Trillium also claims it was specifically targeted, as the moratorium was announced just one hour before the company was to complete financing arrangements for its TPW1 offshore wind project, which was planned for 28 km offshore in Lake Ontario.

John Kourtoff, company president and CEO, says Trillium appreciates the new court ruling.

“We now have an opportunity to go forward and present our evidence and air the facts regarding the improper actions that were taken against us by the previous government,” comments Kourtoff. “We want to work with the new Ontario government and hope that they seriously consider a dialog with Trillium Power. Trillium Power wants to remove the $2.25 billion financial risk to Ontarians."

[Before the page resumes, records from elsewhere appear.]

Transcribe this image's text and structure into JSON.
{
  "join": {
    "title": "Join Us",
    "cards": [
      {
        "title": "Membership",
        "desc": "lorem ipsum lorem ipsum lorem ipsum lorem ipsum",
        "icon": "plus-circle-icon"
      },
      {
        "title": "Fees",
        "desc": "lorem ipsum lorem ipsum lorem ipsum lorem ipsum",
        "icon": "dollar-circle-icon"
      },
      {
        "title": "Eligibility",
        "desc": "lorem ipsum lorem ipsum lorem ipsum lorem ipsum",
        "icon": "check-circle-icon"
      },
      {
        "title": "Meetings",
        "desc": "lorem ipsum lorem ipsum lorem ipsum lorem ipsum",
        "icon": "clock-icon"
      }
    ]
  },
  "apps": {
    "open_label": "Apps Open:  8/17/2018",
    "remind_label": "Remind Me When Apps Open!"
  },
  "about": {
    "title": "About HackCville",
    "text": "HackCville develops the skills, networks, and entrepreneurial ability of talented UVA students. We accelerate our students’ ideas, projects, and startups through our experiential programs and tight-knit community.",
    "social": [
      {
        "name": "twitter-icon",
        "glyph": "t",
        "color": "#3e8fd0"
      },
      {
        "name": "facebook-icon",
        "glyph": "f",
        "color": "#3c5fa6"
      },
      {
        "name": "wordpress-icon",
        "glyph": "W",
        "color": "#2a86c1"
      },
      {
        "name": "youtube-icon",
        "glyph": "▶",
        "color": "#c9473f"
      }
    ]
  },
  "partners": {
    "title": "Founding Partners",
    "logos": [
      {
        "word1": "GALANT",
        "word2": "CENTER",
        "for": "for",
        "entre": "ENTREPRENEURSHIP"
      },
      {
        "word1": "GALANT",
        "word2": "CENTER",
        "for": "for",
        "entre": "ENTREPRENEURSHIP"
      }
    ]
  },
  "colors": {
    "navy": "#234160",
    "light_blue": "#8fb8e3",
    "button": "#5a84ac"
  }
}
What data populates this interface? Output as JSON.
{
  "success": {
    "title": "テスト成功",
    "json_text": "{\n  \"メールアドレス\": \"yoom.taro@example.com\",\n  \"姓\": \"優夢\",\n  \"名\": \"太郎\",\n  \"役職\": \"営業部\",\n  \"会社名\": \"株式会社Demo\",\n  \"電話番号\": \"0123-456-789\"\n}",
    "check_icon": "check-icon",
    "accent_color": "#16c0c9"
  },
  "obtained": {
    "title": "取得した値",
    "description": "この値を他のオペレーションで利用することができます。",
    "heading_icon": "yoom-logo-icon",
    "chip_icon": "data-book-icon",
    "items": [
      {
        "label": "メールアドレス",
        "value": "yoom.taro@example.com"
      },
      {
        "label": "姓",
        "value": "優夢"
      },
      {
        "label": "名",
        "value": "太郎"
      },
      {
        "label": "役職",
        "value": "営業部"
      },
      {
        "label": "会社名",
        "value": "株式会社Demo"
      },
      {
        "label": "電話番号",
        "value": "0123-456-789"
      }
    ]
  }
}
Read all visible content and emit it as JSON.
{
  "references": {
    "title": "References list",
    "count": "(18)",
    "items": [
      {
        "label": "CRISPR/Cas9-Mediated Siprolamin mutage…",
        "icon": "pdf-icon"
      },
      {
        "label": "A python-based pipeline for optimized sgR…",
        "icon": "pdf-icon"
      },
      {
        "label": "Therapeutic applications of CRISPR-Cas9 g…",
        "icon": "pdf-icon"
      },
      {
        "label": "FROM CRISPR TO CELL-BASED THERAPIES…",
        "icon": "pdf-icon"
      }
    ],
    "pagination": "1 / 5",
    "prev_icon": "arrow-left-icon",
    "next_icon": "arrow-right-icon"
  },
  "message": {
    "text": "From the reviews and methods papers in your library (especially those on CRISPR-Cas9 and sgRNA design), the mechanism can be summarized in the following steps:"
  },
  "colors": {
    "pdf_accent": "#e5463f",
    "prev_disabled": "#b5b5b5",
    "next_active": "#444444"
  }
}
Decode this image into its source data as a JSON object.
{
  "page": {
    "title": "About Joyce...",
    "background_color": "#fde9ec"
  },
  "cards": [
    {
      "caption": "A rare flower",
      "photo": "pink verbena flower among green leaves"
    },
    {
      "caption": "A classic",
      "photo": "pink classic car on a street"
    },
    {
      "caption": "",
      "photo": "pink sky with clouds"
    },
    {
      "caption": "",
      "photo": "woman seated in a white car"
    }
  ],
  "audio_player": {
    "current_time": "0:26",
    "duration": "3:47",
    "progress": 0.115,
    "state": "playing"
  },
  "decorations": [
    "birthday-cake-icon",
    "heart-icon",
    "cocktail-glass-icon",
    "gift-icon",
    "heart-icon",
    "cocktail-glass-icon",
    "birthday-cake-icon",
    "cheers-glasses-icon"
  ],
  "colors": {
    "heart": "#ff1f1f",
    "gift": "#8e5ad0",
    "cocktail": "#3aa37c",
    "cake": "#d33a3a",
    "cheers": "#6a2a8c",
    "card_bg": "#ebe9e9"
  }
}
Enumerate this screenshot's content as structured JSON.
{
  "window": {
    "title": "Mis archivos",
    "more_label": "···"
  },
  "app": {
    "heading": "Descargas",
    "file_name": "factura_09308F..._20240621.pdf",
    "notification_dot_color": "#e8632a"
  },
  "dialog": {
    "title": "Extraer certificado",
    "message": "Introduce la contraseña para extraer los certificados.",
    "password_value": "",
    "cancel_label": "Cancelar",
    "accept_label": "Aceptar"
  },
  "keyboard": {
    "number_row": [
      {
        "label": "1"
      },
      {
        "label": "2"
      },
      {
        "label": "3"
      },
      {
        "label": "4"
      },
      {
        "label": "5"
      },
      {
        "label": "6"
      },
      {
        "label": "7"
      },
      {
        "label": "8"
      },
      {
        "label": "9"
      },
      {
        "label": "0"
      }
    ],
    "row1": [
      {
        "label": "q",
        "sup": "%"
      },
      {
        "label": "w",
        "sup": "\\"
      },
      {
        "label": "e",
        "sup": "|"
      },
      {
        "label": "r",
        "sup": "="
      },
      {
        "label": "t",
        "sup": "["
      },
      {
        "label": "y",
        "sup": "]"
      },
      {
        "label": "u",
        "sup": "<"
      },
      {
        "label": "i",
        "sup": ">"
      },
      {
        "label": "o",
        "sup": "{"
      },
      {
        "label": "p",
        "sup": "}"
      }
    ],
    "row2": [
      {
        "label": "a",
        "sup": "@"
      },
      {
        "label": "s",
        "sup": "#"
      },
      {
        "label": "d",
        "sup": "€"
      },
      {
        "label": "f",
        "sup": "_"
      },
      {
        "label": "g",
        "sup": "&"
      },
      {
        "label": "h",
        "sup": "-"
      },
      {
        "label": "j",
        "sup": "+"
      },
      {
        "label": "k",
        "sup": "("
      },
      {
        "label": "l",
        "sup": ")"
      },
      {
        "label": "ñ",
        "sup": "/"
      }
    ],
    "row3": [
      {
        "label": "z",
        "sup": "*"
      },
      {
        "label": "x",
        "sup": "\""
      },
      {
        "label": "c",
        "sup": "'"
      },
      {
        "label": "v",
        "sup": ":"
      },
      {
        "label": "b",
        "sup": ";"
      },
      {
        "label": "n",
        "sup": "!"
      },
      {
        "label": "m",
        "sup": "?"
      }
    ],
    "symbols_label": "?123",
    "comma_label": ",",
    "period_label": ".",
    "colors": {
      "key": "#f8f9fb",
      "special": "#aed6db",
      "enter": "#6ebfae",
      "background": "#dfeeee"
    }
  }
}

Trillium Power says it remains hopeful of developing its TPW1 far-offshore wind site.


Trachte Inc._id1770
Latest Top Stories

Bird Groups Target LEEDCo's Icebreaker Offshore Wind Pilot

Two bird conservation groups that helped halt a wind project earlier this year argue that Lake Erie Energy Development Corp.'s (LEEDCo) 18 MW offshore demo poses a major risk to regional wildlife.


Report Disputes U.S. Agency's Renewable Energy Projections

A new analysis from the Sun Day Campaign says renewables are slated to provide 16% of U.S. generating capacity by 2018 - over 20 years earlier than forecast by the Energy Information Administration.


Kansas Renewables Mandate Survives Yet Another Attack, But Is It Too Early To Celebrate?

Over the past three years, some legislators have tried to either weaken or repeal the state's renewable portfolio standard, which requires Kansas utilities to reach 20% renewables by 2020.


AWEA Highlights U.S. Wind Success Stories Of 2013

Despite a 92% drop in new capacity last year, the sector still has myriad reasons to celebrate, according to a new report from the American Wind Energy Association.


Feds List New Bird Species As Threatened - Should Wind Developers Be Worried?

The U.S. Fish and Wildlife Service is designating the lesser prairie-chicken as threatened under the Endangered Species Act. An expert explains how this might affect the wind industry.

JLG_id1900
Acciona_id1907
WomenofWind_id
UEA_id1896
bonfiglioli_id1913
AWEA_id1886